Unfortunately, long-time residents who saw this situation were horrified. “You have to get rid of all the moss!” When I asked why, I was met with answers such as “Because it’s not grass.” “Because it’s what you do.” “Because it’s bad for the lawn.” No one could tell me, to my satisfaction, why I should get rid of the moss. It seemed to me that if I removed all of the moss, in all areas, regardless of the local micro-environment, I would have a bare spot where grass wouldn’t grow in the shade. This was less than optimal.

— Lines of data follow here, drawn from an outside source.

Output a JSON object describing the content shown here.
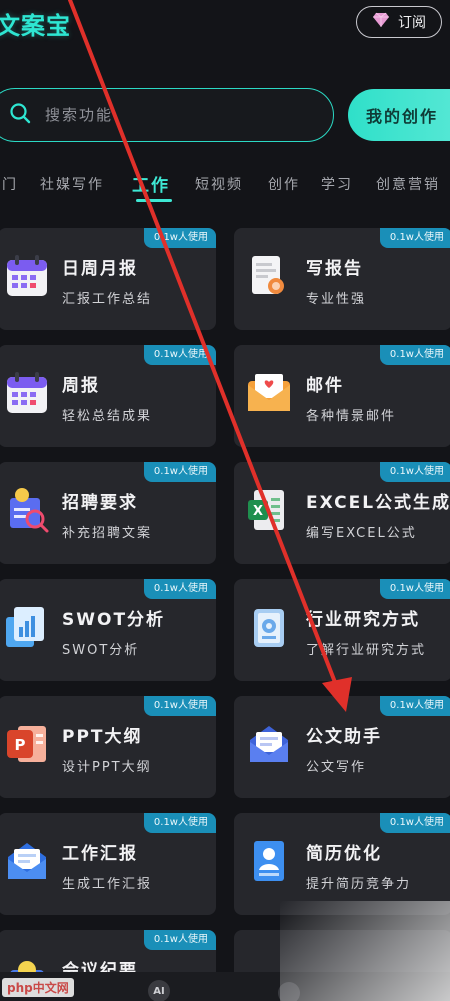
{
  "header": {
    "logo": "文案宝",
    "subscribe_label": "订阅"
  },
  "search": {
    "placeholder": "搜索功能",
    "create_label": "我的创作"
  },
  "tabs": [
    {
      "label": "门",
      "active": false
    },
    {
      "label": "社媒写作",
      "active": false
    },
    {
      "label": "工作",
      "active": true
    },
    {
      "label": "短视频",
      "active": false
    },
    {
      "label": "创作",
      "active": false
    },
    {
      "label": "学习",
      "active": false
    },
    {
      "label": "创意营销",
      "active": false
    }
  ],
  "cards": [
    {
      "title": "日周月报",
      "desc": "汇报工作总结",
      "badge": "0.1w人使用",
      "icon": "calendar-icon"
    },
    {
      "title": "写报告",
      "desc": "专业性强",
      "badge": "0.1w人使用",
      "icon": "report-icon"
    },
    {
      "title": "周报",
      "desc": "轻松总结成果",
      "badge": "0.1w人使用",
      "icon": "calendar-icon"
    },
    {
      "title": "邮件",
      "desc": "各种情景邮件",
      "badge": "0.1w人使用",
      "icon": "mail-icon"
    },
    {
      "title": "招聘要求",
      "desc": "补充招聘文案",
      "badge": "0.1w人使用",
      "icon": "recruit-icon"
    },
    {
      "title": "EXCEL公式生成",
      "desc": "编写EXCEL公式",
      "badge": "0.1w人使用",
      "icon": "excel-icon"
    },
    {
      "title": "SWOT分析",
      "desc": "SWOT分析",
      "badge": "0.1w人使用",
      "icon": "swot-icon"
    },
    {
      "title": "行业研究方式",
      "desc": "了解行业研究方式",
      "badge": "0.1w人使用",
      "icon": "research-icon"
    },
    {
      "title": "PPT大纲",
      "desc": "设计PPT大纲",
      "badge": "0.1w人使用",
      "icon": "ppt-icon"
    },
    {
      "title": "公文助手",
      "desc": "公文写作",
      "badge": "0.1w人使用",
      "icon": "envelope-icon"
    },
    {
      "title": "工作汇报",
      "desc": "生成工作汇报",
      "badge": "0.1w人使用",
      "icon": "envelope-icon"
    },
    {
      "title": "简历优化",
      "desc": "提升简历竞争力",
      "badge": "0.1w人使用",
      "icon": "resume-icon"
    },
    {
      "title": "会议纪要",
      "desc": "",
      "badge": "0.1w人使用",
      "icon": "meeting-icon"
    },
    {
      "title": "",
      "desc": "",
      "badge": "",
      "icon": "generic-icon"
    }
  ],
  "bottom": {
    "ai_label": "AI"
  },
  "watermark": "php中文网",
  "colors": {
    "accent": "#2ee6d2",
    "card_bg": "#26272c",
    "badge_bg": "#1a8fb8",
    "arrow": "#e0302a"
  }
}
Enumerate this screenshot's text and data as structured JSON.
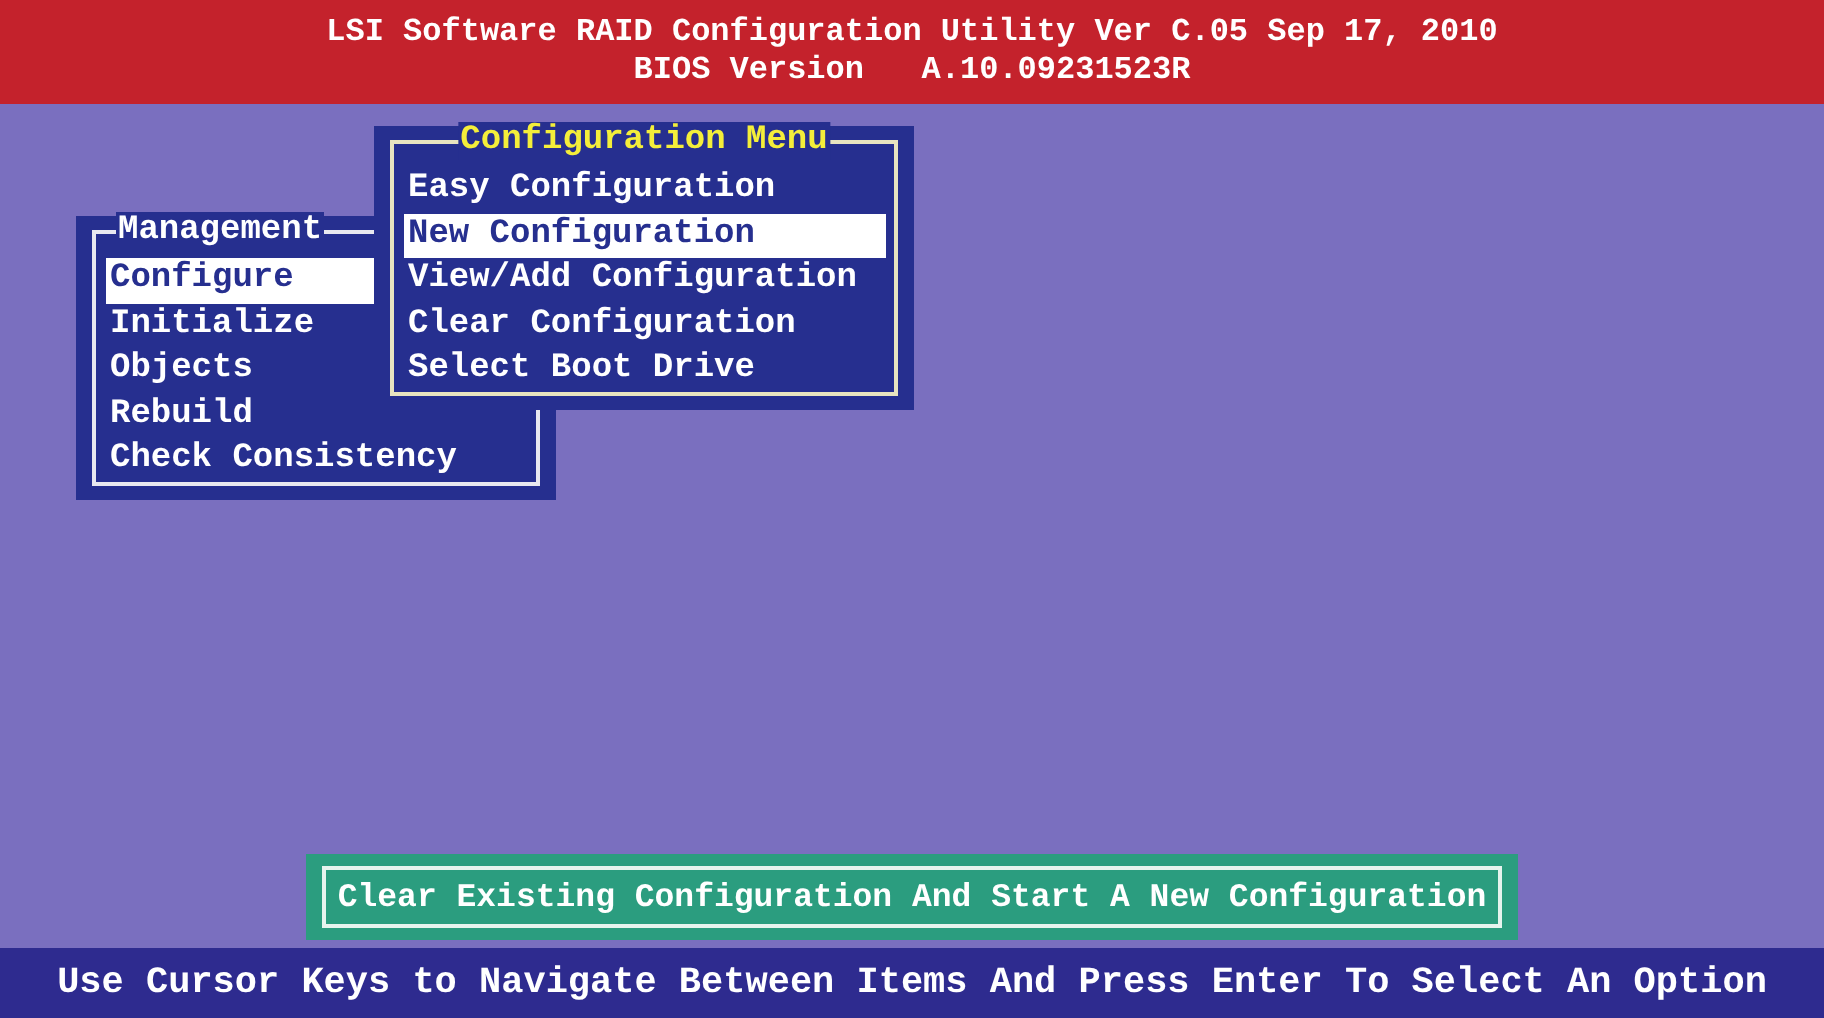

To make matters worse, as is the case in many software projects, I had inherited a situation in which I had no idea what the previous residents had done for maintenance in the yard or why. There was no documentation to indicate what I should do for my lawn or why the yard had been left in this configuration. So I ran a couple of experiments. In the shadiest areas, I pulled up a small section of moss and seeded it with grass. In the rest of the yard, I let the moss go to see what would happen.
The grass seed in the shadiest area never thrived. Some sprouted, but it could never get established well. Applying the tribal mythology would have resulted in bare dirt in a good section of my yard, and frankly, I prefer the moss to that. It is green and lush, and it thrives in that area without maintenance. For that specific area, moss is a good ground cover solution.
In the rest of the yard with little or no shade, it turns out that moss and grass do play well together, more or less. The grass grows nicely, and the moss can’t overcome it directly. Unfortunately, the moss has a side effect. In the sunniest areas, the moss acts as a protective layer for weeds to sprout underneath, safe from birds and mice who would eat the seeds or shoots, and properly moist. The moss won’t choke out the grass, but the weeds definitely will. By letting the moss exist in the sunny areas, I was giving weeds a nursery to get established, and when they penetrated the moss, they thrived in the sunlight and spread rapidly. The moss also provided a protective moist layer for the roots of weeds to travel along, offering them an unhindered growth channel.
In the shadiest areas, this wasn’t a problem, because there simply isn’t enough sun for grass or weeds to grow well, but in the sunny areas, it was horrible. Within a couple of months, I was fighting a literal turf war with the weeds. The moss was never a problem by itself, but it set the scene for a much larger one.
And now I know the why behind removing moss from a lawn. It’s not so much the moss that is the issue, it is that the moss creates a secondary microclimate that sets up a serious situation. Essentially, the moss creates a new set of forces at play that form a new context. Within that new context, that new environment, new problems arise—like weeds. Now the advice to remove the moss makes sense, at least for areas where weeds are an issue, such as the sunny areas of my yard.
Because I know the why, I can now alter my application of this knowledge according to the environmental forces. In the sunny areas, I must remove and prevent the moss so that weeds are not a later problem. In the shady areas, I choose not to because doing so would create another problem for me, leaving me with bare dirt where I’d struggle to get grass to grow well.
As it is, because I know the reasons behind the advice, I can custom fit the solution I was given—“Remove the moss”—based on the context—sunny vs. shady—and not only solve my initial problem but prevent new ones from being created. What was initially tribal mythology is now tribal wisdom that can be shared, adjusted, and applied when and where appropriate. In essence, it is the beginning of a pattern.